Russ Cohen is the regions foremost expert on wild edible plants. He is a self proclaimed “landscape nibbler” who tries to find something edible everywhere he goes. Russ lead our group of around 35 through out the edges and woods of Blue Heron farm. Organic farms are a great place to find edible species because they do not use pesticides and use only minimal fertilizers. Most farmers don’t mind you roaming along their perimeter looking for species if you ask for permission. The majority of the species we found are considered invasive.
Upon arrival, Russ greeted us with two snacks. First, a homemade fruit leather made from the autumn olive berry. It tasted tart, much like a good cranberry. The consistency was equavilent to the fruit leathers we remember from our snack cart days in school. Russ boiled the berries down with some sugar. The result was put through a sieve then poured onto a baking sheet to dry. After tasting, we then washed the leathers down with some staghorn sumac juice. A tasty and tart tea-like drink reminicent to lemonade. Fairly simple to create, just grab a few staghorn berry clusters and let them steep in water.
To the left is Queens Anne’s Lace. The root of this plant is actually a wild carrot. Amateur foragers beware because the leaves of this species do resemble the poison hemlock.
Further on we came across Sweetfern. The Sweetfern has many uses including insect repellent and poison ivy relief. Colonials steeped the leaves as a tea during the tea party era, wikipedia also lists this species as redneck reefer.
We also found Wood Sorrel which looks like heart-shaped clover and tastes like lemon; a great addition to salads.
We came across immature Concord grapes and learned that grape leaves are excellent for pickling by helping to keep things crisp.
I spotted a huge chicken mushroom , also known as a sulfur shelf, that was just starting to decompose.
Finally, on the way back we came across husk tomatoes , or ground cherries. Deliciously sweet like little candies.
We learned a lot and found quite a few edible species in a small amount of space and time. We even picked up Russ’ book, "Wild Plants I Have Known...and Eaten" to help us identify species on our own on future foraging expeditions. Russ leads many walks throughout the year and if you have any interest on this subject, we highly recommend partaking in one.
The Salted Cod gets excited when Steve opens his truck door and corn is pilled high, practically bursting from the seams. We can only imagine what it must be like growing up in the Corn Belt where these ears are everyone's source of income. The scent was sweet with a hint of the farm, something Midwesterners must be all too familar with during those hot summer months. It also reminded us of our favorite regional scent when we traveled to Hatch New Mexico. In Hatch, chilies are drying and roasting everywhere you turn (including rooftops). The scent was so thick in the air you could smell it on your clothes and hair the next day; a delicious combination of smokey, sweet and spicy. We are trying to think of what a true New England scent would be to represent summer.
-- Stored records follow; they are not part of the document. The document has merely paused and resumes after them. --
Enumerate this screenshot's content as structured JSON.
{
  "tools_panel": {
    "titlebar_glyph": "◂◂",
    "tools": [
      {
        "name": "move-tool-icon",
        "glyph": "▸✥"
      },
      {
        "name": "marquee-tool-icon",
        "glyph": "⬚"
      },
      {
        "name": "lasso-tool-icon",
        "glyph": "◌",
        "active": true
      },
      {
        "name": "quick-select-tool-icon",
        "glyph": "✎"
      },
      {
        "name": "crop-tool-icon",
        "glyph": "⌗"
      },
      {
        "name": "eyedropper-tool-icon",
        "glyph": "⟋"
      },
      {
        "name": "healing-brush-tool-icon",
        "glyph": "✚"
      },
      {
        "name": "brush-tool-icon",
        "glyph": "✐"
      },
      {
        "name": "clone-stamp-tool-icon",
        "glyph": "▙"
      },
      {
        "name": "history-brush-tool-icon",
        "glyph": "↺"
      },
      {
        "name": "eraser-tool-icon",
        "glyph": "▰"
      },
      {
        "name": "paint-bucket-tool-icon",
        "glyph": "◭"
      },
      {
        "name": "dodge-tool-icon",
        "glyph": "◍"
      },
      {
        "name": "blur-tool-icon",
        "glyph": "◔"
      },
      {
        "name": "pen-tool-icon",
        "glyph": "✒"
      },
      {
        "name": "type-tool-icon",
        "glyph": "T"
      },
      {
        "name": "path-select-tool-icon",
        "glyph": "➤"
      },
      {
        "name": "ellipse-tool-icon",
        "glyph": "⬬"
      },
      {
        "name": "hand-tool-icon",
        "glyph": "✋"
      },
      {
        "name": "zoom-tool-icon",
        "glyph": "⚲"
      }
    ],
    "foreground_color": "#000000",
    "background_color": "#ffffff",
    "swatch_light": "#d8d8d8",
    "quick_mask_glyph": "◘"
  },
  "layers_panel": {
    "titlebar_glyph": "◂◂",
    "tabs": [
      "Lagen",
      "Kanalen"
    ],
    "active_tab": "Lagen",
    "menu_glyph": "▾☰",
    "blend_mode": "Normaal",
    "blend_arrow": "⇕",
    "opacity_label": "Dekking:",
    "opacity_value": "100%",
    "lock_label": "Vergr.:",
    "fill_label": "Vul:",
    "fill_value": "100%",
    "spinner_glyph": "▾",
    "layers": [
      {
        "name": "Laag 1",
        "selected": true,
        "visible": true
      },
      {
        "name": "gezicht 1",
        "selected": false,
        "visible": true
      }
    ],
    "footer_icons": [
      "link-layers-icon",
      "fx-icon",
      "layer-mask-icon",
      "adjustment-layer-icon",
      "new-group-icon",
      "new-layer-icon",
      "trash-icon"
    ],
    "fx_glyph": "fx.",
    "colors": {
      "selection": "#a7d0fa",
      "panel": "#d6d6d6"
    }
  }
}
Maybe low tide or rotting cod from the fisherman’s catch...
Anyway, back to week 12:
In our wonderful Le Creuset dutch oven we cooked 6 slices of bacon (we like our chowda smokey here). Once cooked, we removed the bacon and left about 2 tbs of the grease to sauté our onions, celery, and a few celery leaves. That right, we said celery leaves. Once softened and translucent we added 6 ears worth of corn kernels, 4 cups of whole milk and 2 cups of chicken stock. We also added halved cherry tomatoes and precooked and chopped potatoes. A little salt & pepper and you are good to go.
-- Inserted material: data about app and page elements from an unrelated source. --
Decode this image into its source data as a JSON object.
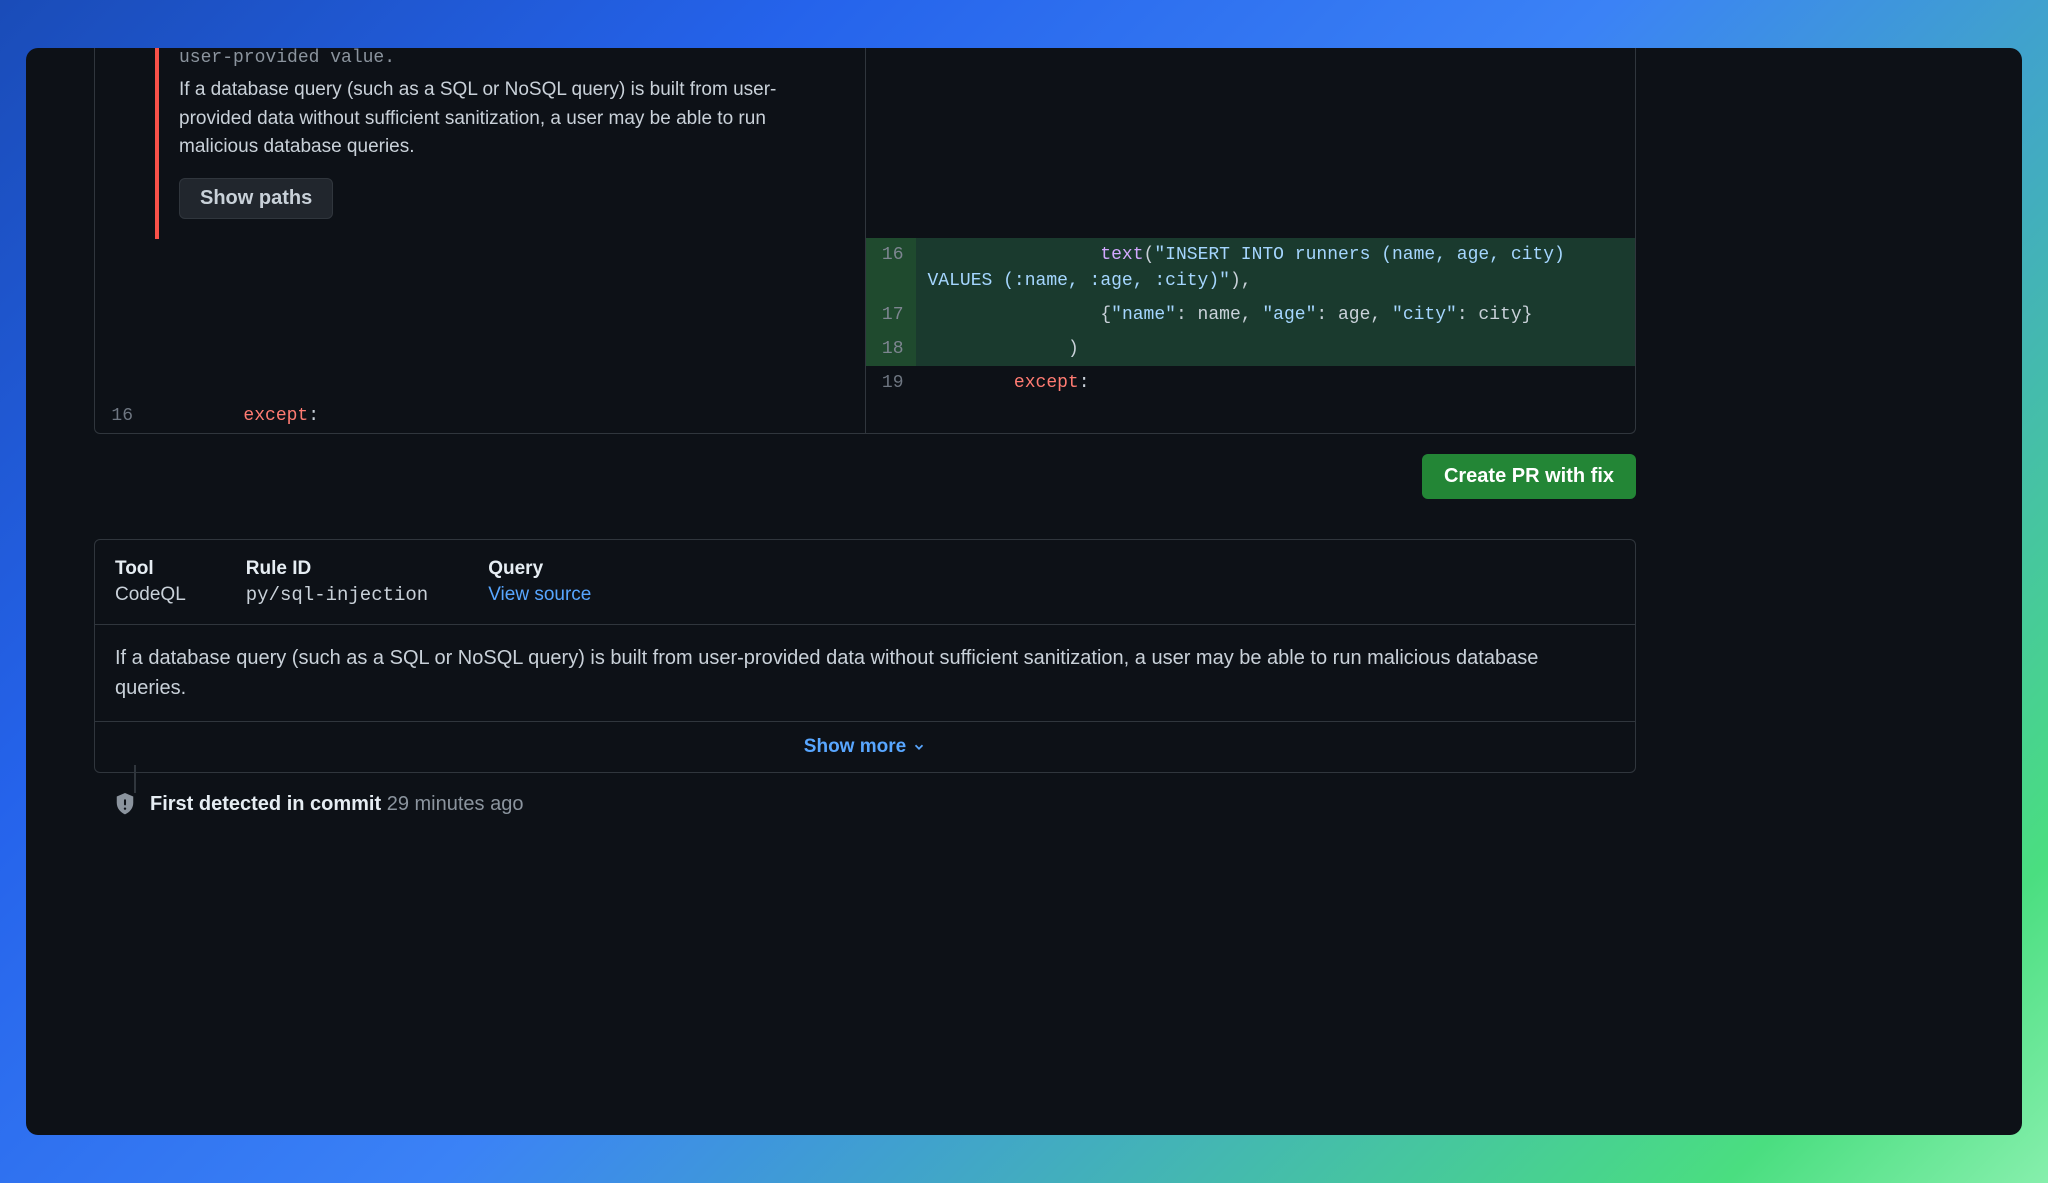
{
  "alert": {
    "title_truncated": "user-provided value.",
    "description": "If a database query (such as a SQL or NoSQL query) is built from user-provided data without sufficient sanitization, a user may be able to run malicious database queries.",
    "show_paths_label": "Show paths"
  },
  "diff": {
    "left": {
      "line16_num": "16",
      "line16_code": "        except:"
    },
    "right": {
      "line16_num": "16",
      "line16_code": "                text(\"INSERT INTO runners (name, age, city) VALUES (:name, :age, :city)\"),",
      "line17_num": "17",
      "line17_code": "                {\"name\": name, \"age\": age, \"city\": city}",
      "line18_num": "18",
      "line18_code": "             )",
      "line19_num": "19",
      "line19_code": "        except:"
    }
  },
  "create_pr_label": "Create PR with fix",
  "details": {
    "tool_label": "Tool",
    "tool_value": "CodeQL",
    "rule_label": "Rule ID",
    "rule_value": "py/sql-injection",
    "query_label": "Query",
    "query_link": "View source",
    "body": "If a database query (such as a SQL or NoSQL query) is built from user-provided data without sufficient sanitization, a user may be able to run malicious database queries.",
    "show_more_label": "Show more"
  },
  "timeline": {
    "prefix": "First detected in commit",
    "time": "29 minutes ago"
  }
}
We had enough for dinner and to freeze for the colder months.
We’ve picked up a nice brandywine tomato for another caprese. No picture sorry.
$1.98 for a huge bushel of basil! We actually had a random customer tell us we’d never use this much and it would go to waste. We made more pesto to freeze…
We also picked up a quart of fresh blackberries, 5 nectarines, shortcake and awesome homemade whip cream. We made a little blackberry sauce for the shortcake and topped this with a sprig of mint.
All in all we spent close to $40 for a 3 course meal for two. We are very happy we are part of a CSA program; they are a huge value and well worth it.